**EXERCISE REQUIREMENTS**.
Your answer should be every line of the entries that has the string "para" in it.

**LISTED ENTRIES**.
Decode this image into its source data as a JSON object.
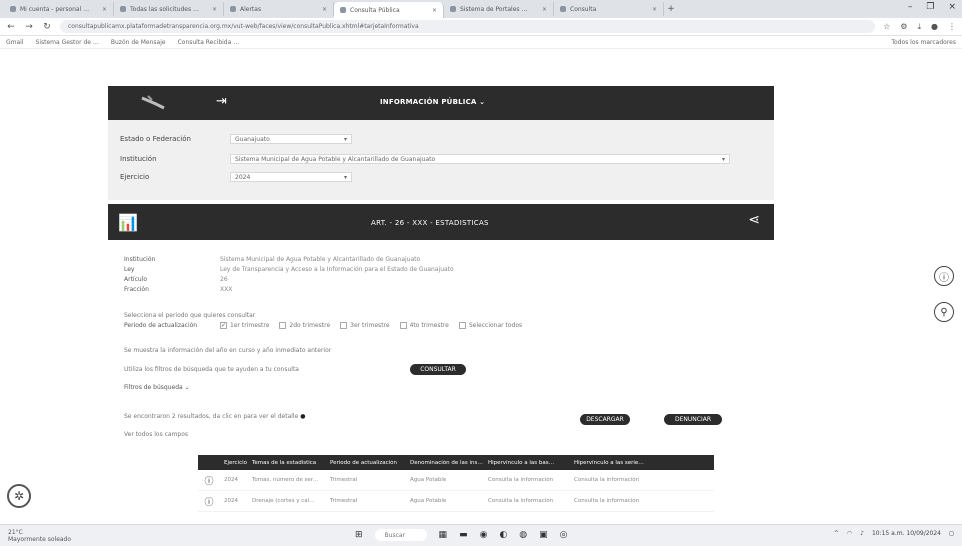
{
  "browser": {
    "tabs": [
      {
        "label": "Mi cuenta - personal …",
        "active": false
      },
      {
        "label": "Todas las solicitudes …",
        "active": false
      },
      {
        "label": "Alertas",
        "active": false
      },
      {
        "label": "Consulta Pública",
        "active": true
      },
      {
        "label": "Sistema de Portales …",
        "active": false
      },
      {
        "label": "Consulta",
        "active": false
      }
    ],
    "new_tab_icon": "+",
    "url": "consultapublicamx.plataformadetransparencia.org.mx/vut-web/faces/view/consultaPublica.xhtml#tarjetaInformativa",
    "bookmarks": [
      "Gmail",
      "Sistema Gestor de …",
      "Buzón de Mensaje",
      "Consulta Recibida …"
    ],
    "bookmarks_right": "Todos los marcadores"
  },
  "hero": {
    "login_icon": "⇥",
    "title": "INFORMACIÓN PÚBLICA ⌄"
  },
  "filters": {
    "estado_label": "Estado o Federación",
    "estado_value": "Guanajuato",
    "institucion_label": "Institución",
    "institucion_value": "Sistema Municipal de Agua Potable y Alcantarillado de Guanajuato",
    "ejercicio_label": "Ejercicio",
    "ejercicio_value": "2024"
  },
  "article": {
    "title": "ART. - 26 - XXX - ESTADISTICAS"
  },
  "info": {
    "institucion_k": "Institución",
    "institucion_v": "Sistema Municipal de Agua Potable y Alcantarillado de Guanajuato",
    "ley_k": "Ley",
    "ley_v": "Ley de Transparencia y Acceso a la Información para el Estado de Guanajuato",
    "articulo_k": "Artículo",
    "articulo_v": "26",
    "fraccion_k": "Fracción",
    "fraccion_v": "XXX"
  },
  "period": {
    "prompt": "Selecciona el periodo que quieres consultar",
    "label": "Periodo de actualización",
    "options": [
      "1er trimestre",
      "2do trimestre",
      "3er trimestre",
      "4to trimestre",
      "Seleccionar todos"
    ]
  },
  "texts": {
    "t1": "Se muestra la información del año en curso y año inmediato anterior",
    "t2": "Utiliza los filtros de búsqueda que te ayuden a tu consulta",
    "consultar": "CONSULTAR",
    "filtros": "Filtros de búsqueda ⌄",
    "t3": "Se encontraron 2 resultados, da clic en  para ver el detalle",
    "t4": "Ver todos los campos",
    "descargar": "DESCARGAR",
    "denunciar": "DENUNCIAR"
  },
  "table": {
    "headers": [
      "Ejercicio",
      "Temas de la estadística",
      "Periodo de actualización",
      "Denominación de las ins…",
      "Hipervínculo a las bas…",
      "Hipervínculo a las serie…"
    ],
    "rows": [
      [
        "2024",
        "Tomas, número de ser…",
        "Trimestral",
        "Agua Potable",
        "Consulta la información",
        "Consulta la información"
      ],
      [
        "2024",
        "Drenaje (cortes y cal…",
        "Trimestral",
        "Agua Potable",
        "Consulta la información",
        "Consulta la información"
      ]
    ]
  },
  "taskbar": {
    "weather_temp": "21°C",
    "weather_desc": "Mayormente soleado",
    "search": "Buscar",
    "time": "10:15 a.m.",
    "date": "10/09/2024"
  }
}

**YOUR SOLUTION**.
    "ley_v": "Ley de Transparencia y Acceso a la Información para el Estado de Guanajuato",
    "t3": "Se encontraron 2 resultados, da clic en  para ver el detalle",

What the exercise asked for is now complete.